Decoding the Vagus Nerve: Our Body’s Natural Stress Reliever
The intricate web of the human nervous system conceals several gems and among its crown jewels lies the vagus nerve. Identified as the 10th cranial nerve, this sprawling network intricately links our brain to pivotal organs such as the heart, lungs, liver and beyond. Its name, derived from the Latin word for “wandering,” aptly describes its extensive reach throughout the body.
The role of the vagus nerve is not limited to mere anatomical connections. As the body’s internal warriors battle foreign intruders, it’s the vagus nerve that orchestrates the release of these defensive troops. In doing so, it ensures that inflammation remains in balance and doesn’t exceed beneficial levels. Remarkably, its functions don’t stop there. It actively participates in glucose and insulin regulation, aids in digestion and meticulously maintains our respiratory and heart rates.
The multifaceted duties of this singular nerve have made it a compelling focal point for scientific research. Unlocking its mysteries holds the promise of transformative advancements in medical treatments.
Historically, recognition of the significance of this nerve isn’t a modern discovery. Ancient Hindu texts referenced it metaphorically as the crown chakra or the Sahasrara Brahmarandhra. These texts unveiled insights into achieving profound tranquillity and inner cleansing by harnessing its power.
An intriguing chapter in this journey was the institute’s collaboration with Wim Hof, a renowned figure recognised for his unique ability to control his body’s internal processes.
With the aim of unravelling the dialogue between the brain and the vagus nerve, Hof was monitored while meditating. To everyone’s astonishment, the readings mirrored the distinct signature of intense vagus nerve stimulation.
Despite the groundbreaking results, subsequent follow-ups and replications remained elusive.
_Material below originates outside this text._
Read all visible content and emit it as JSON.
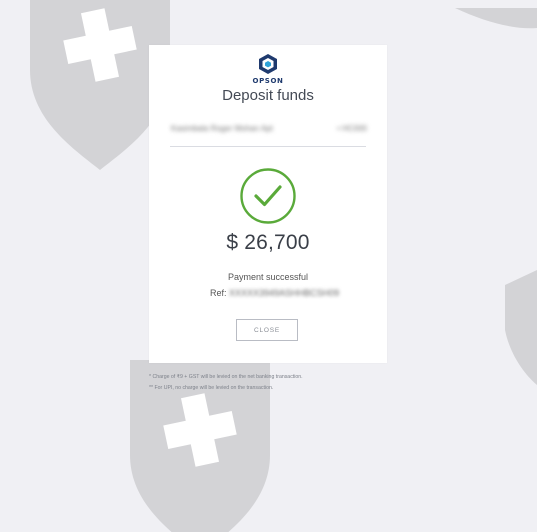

The reasons for this are debatable, with some speculating a preference for tangible, marketable solutions over harnessing the body’s inherent capabilities. To this end, the Feinstein Institute unveiled a device designed to stimulate the vagus nerve, implantable at the base of the neck. Its efficacy, however, has been inconsistent.
As the quest for understanding and harnessing the vagus nerve continues, what remains evident is its profound role in our well-being. For those seeking to stimulate it, sometimes the answer might just lie in the age-old practices of meditation and focused breathing. After all, nature has a way of offering solutions that science is only beginning to understand.
Stimulating and regulating the activity of the vagus nerve can offer potential benefits for both physical and mental well-being.
Here are some strategies and practices that individuals can adopt to support their vagus nerve:
Deep Breathing and Breath Control: Slow, diaphragmatic breathing can stimulate the vagus nerve. Techniques such as the “4-7-8” breathing (inhale for 4 counts, hold for 7, exhale for 8) can be particularly effective.
Singing and Chanting: Engaging the vocal cords and the muscles at the back of the throat can stimulate the vagus nerve. Singing, humming, and chanting can be effective practices.
Cold Exposure: Brief exposures to cold, such as cold showers, cold face washes, or even just splashing cold water on the face, can stimulate the vagus nerve. The mechanism behind this is the “diving reflex,” which is more profound when cold water contacts the face and optimally when holding one’s breath.
Meditation and Mindfulness: Practices that promote relaxation can increase vagal tone. Guided meditation, mindfulness and loving-kindness meditation are a few techniques that may help.
Yoga: The combination of movement and mindful breathing in yoga can stimulate the vagus nerve, especially in poses that involve twisting or those that engage the neck area.
Gargling: Regular gargling with water can activate the muscles in the back of the throat, thereby stimulating the vagus nerve.
Probiotics: Gut health and the vagus nerve are interconnected. Consuming probiotics or foods rich in healthy bacteria (like yogurt, sauerkraut, or kimchi) might enhance gut health and consequently support vagal activity.
Omega-3 Fatty Acids: These can increase vagal tone and reduce inflammation. Foods rich in omega-3s include fish like salmon, chia seeds, flaxseeds, and walnuts.
Massage: A gentle neck massage, particularly in the carotid sinus (located on the side of the neck), can stimulate the vagus nerve.
Social Connections: Positive social interactions can increase vagal tone. Engaging in regular social activities, forming close personal bonds and even simple acts like laughing and storytelling with friends can be beneficial.
Limiting Stress: Chronic stress can be detrimental to vagal tone. Find ways to manage and reduce stress, be it through exercise, hobbies, or seeking professional support.
Exercise: Regular physical activity, especially exercises that involve the breath like aerobic activities, can improve vagal tone.
Remember, individual responses to these practices can vary and it’s essential to find what works best for you. If you’re interested in exploring these further, especially in the context of mental health, consider consulting with a healthcare professional or therapist for personalised guidance.